WORK ITEM:
In the records below, find each line containing the word "kind" and copy it.

DATA EXTRACT:
:::

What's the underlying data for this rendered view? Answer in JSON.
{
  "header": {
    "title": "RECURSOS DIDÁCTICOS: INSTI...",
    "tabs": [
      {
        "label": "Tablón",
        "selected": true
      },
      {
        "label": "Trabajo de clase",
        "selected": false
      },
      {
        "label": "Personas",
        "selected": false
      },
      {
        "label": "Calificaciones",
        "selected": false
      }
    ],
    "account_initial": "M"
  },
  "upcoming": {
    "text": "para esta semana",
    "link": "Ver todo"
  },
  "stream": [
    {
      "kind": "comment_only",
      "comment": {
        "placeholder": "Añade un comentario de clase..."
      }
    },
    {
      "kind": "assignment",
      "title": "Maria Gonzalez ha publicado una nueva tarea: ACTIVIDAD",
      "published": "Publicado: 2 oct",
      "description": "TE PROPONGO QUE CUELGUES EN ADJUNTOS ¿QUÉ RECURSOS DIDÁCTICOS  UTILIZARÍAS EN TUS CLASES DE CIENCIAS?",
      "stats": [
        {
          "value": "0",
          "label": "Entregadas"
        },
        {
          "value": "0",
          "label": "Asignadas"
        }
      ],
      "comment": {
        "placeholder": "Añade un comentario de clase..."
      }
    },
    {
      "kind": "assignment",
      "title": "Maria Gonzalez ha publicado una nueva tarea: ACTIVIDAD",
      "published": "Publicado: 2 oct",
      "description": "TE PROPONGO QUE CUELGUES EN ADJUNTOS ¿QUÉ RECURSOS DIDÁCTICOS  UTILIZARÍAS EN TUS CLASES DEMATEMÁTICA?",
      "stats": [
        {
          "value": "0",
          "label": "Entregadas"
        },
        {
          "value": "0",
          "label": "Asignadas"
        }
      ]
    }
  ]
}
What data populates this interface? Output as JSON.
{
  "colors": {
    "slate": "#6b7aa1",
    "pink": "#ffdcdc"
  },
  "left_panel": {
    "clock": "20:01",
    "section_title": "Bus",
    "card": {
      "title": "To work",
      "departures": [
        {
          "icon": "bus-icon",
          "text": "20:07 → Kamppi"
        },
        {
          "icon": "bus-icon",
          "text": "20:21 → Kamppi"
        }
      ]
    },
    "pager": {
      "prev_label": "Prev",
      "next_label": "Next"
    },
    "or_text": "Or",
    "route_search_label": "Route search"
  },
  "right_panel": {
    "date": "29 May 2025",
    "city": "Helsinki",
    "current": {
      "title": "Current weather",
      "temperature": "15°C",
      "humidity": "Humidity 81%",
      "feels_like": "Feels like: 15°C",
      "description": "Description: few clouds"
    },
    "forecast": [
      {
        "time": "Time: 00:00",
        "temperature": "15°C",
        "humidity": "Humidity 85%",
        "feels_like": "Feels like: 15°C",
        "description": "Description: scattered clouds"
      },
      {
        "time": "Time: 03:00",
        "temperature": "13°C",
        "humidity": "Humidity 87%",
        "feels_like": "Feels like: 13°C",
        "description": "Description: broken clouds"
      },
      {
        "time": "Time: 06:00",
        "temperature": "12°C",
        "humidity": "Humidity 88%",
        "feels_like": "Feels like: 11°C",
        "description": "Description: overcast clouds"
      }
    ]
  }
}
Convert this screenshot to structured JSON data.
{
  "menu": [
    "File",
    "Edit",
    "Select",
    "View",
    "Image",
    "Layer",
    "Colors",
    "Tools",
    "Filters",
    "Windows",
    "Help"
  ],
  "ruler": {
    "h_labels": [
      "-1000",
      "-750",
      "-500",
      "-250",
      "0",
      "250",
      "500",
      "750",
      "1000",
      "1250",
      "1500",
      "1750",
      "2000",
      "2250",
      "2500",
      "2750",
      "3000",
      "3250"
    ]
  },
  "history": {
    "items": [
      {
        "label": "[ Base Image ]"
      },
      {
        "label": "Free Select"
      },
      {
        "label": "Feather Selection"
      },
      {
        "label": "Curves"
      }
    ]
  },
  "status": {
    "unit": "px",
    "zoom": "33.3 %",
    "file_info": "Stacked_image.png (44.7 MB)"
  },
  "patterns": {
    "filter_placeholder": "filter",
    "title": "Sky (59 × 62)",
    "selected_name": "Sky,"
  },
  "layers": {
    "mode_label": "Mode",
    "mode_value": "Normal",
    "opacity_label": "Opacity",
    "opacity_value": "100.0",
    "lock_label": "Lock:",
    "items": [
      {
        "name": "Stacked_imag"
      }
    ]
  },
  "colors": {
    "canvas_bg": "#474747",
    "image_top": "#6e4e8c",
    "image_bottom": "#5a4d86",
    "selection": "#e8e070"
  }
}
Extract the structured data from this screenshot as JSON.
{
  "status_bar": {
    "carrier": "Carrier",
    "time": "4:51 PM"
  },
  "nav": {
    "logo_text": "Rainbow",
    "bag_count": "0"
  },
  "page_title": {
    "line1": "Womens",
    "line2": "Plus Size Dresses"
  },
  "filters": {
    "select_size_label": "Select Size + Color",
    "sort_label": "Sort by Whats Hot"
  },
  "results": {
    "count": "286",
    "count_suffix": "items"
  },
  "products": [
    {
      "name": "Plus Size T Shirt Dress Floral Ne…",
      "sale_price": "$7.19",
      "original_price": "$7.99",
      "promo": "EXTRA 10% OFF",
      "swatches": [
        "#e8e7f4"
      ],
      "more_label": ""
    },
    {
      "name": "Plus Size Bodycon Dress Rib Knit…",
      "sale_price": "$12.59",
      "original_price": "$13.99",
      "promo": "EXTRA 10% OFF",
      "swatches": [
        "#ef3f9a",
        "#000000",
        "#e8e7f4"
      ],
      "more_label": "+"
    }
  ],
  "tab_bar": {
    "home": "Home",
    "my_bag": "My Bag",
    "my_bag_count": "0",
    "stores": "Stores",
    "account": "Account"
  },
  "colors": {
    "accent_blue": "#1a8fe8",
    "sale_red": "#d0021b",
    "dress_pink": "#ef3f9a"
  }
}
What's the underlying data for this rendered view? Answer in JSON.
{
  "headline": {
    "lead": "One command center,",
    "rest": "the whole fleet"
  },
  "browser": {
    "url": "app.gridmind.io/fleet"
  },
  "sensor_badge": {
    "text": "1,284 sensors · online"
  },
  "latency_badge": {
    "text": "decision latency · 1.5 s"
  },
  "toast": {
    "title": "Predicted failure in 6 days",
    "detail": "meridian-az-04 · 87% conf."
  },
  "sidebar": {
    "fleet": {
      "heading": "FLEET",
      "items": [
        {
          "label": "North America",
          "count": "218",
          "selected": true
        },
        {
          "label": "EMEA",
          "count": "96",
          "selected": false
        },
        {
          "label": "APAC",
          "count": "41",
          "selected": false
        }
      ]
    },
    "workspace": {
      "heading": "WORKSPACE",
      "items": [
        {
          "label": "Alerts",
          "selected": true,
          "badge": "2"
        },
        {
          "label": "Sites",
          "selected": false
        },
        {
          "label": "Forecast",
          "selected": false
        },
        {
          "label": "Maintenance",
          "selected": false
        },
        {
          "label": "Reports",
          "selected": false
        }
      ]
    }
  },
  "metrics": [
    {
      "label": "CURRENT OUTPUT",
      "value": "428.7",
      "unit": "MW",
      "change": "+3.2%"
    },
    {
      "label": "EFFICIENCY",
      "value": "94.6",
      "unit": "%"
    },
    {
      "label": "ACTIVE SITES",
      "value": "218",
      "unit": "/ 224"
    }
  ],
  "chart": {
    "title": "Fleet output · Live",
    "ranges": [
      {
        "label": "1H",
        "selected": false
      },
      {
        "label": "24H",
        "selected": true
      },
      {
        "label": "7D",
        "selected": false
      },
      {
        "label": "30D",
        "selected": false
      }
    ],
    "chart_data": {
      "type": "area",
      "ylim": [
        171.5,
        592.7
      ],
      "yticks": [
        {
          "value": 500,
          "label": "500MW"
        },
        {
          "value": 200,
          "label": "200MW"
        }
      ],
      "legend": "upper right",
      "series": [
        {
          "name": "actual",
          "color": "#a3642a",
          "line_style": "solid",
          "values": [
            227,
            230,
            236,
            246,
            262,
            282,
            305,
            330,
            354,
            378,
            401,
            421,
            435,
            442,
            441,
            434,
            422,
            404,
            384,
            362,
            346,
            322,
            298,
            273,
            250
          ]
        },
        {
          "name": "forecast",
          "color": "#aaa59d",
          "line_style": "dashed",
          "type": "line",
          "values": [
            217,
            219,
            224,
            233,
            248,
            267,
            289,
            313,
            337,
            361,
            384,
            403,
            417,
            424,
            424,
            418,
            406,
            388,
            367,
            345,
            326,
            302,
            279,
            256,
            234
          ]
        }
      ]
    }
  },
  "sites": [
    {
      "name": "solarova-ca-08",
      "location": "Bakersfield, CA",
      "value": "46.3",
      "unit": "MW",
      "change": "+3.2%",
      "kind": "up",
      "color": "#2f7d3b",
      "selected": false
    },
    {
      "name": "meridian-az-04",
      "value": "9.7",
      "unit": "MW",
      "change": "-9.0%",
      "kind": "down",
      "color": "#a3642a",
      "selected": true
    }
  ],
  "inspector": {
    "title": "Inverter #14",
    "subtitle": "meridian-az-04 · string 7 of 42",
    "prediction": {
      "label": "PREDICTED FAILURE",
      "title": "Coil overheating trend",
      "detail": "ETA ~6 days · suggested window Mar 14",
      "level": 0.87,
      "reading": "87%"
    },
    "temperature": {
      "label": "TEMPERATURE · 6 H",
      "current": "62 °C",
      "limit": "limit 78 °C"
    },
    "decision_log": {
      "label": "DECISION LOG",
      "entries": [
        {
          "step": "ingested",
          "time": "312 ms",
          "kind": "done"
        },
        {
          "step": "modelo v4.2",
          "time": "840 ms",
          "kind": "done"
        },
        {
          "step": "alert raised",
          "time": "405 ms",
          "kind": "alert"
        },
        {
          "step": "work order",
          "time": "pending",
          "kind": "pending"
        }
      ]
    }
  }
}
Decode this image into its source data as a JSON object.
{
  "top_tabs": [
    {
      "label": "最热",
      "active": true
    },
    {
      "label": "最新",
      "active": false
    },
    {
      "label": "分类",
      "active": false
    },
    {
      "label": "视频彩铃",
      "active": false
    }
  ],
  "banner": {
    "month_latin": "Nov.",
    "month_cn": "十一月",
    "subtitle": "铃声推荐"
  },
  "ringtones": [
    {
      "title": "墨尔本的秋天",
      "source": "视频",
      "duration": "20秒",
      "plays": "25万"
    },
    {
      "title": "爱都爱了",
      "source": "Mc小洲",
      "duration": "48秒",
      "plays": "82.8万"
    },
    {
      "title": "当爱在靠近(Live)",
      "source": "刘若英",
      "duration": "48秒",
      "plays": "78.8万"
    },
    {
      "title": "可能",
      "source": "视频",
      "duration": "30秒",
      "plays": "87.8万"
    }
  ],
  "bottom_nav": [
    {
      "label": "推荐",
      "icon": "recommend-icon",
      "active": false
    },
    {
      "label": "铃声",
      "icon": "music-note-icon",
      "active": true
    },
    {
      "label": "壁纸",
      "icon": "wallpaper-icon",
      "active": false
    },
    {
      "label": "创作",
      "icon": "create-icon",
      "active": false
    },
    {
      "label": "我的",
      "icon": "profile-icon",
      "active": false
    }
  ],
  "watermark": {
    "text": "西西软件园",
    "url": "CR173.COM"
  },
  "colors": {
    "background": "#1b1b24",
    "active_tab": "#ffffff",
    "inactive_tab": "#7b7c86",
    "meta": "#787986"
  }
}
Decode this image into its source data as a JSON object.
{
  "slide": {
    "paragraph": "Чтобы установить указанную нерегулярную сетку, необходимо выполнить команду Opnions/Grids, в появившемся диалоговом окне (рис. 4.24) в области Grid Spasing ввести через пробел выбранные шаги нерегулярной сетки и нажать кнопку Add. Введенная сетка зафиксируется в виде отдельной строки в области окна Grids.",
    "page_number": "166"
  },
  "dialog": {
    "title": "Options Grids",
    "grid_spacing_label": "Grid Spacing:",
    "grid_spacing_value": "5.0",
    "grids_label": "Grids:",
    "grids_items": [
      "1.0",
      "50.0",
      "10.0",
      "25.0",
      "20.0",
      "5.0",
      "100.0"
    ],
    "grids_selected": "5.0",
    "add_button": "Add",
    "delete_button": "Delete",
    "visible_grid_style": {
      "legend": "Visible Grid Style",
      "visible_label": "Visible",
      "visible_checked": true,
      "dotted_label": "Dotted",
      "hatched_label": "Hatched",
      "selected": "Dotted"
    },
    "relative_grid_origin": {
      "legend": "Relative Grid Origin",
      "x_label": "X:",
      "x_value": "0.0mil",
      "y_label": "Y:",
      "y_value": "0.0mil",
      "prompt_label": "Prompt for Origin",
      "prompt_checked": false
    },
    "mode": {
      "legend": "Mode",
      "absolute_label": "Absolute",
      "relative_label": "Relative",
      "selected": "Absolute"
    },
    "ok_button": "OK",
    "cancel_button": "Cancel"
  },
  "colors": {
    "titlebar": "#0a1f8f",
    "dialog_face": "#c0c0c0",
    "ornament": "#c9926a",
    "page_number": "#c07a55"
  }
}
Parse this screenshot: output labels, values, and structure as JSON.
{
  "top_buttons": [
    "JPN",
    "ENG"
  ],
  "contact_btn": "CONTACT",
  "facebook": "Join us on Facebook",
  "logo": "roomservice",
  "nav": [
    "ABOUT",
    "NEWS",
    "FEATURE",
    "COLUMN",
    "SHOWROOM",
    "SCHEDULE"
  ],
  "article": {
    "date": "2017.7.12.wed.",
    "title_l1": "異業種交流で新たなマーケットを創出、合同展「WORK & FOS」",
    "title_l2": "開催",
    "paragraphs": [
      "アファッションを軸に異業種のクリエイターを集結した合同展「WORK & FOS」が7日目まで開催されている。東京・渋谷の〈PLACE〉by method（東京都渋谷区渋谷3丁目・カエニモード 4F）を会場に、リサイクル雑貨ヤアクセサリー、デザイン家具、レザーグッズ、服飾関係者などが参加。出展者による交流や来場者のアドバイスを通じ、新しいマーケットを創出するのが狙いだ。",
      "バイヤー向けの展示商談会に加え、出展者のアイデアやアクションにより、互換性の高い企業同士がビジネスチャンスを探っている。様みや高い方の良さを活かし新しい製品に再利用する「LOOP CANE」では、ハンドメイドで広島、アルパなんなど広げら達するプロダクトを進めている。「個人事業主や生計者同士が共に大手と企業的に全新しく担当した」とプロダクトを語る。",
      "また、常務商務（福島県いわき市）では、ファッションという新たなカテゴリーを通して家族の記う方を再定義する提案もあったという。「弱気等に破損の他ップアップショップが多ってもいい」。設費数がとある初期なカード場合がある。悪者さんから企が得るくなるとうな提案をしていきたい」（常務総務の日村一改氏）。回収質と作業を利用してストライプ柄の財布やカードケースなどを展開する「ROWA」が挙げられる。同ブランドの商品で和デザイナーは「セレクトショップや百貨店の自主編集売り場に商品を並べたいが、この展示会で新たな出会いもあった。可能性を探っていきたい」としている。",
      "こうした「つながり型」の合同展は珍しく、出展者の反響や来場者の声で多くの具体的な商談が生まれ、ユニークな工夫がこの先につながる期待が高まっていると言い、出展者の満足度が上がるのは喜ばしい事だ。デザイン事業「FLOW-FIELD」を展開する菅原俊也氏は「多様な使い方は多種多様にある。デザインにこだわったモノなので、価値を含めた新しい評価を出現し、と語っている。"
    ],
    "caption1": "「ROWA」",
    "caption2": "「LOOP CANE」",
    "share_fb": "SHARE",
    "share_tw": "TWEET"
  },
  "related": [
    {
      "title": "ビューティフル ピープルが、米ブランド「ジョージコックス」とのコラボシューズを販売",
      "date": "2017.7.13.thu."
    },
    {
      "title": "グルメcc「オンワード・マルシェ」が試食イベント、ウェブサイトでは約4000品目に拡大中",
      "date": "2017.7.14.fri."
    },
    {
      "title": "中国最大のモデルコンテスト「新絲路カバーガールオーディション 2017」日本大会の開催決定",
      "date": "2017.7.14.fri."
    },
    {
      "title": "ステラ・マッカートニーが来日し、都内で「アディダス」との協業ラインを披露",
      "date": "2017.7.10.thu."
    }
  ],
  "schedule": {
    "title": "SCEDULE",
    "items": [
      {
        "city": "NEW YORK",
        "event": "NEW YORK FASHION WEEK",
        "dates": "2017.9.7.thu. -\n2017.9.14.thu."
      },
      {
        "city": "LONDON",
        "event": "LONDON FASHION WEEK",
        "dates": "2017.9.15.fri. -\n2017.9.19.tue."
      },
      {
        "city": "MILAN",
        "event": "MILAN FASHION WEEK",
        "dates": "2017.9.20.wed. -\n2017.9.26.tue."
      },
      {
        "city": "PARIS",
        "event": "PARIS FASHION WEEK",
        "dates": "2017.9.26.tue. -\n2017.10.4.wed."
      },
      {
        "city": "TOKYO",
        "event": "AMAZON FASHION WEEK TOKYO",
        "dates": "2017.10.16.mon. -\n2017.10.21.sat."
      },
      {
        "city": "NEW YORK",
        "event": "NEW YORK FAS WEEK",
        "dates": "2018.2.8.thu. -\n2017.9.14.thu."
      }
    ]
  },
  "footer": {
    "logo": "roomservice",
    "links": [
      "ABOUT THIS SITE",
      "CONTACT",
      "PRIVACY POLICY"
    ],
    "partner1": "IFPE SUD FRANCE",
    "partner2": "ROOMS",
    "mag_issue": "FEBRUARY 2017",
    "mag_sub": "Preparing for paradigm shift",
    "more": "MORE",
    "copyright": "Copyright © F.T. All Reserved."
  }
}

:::

TASK SOLUTION:
      "kind": "comment_only",
      "kind": "assignment",
      "kind": "assignment",
      "kind": "up",
      "kind": "down",
          "kind": "done"
          "kind": "done"
          "kind": "alert"
          "kind": "pending"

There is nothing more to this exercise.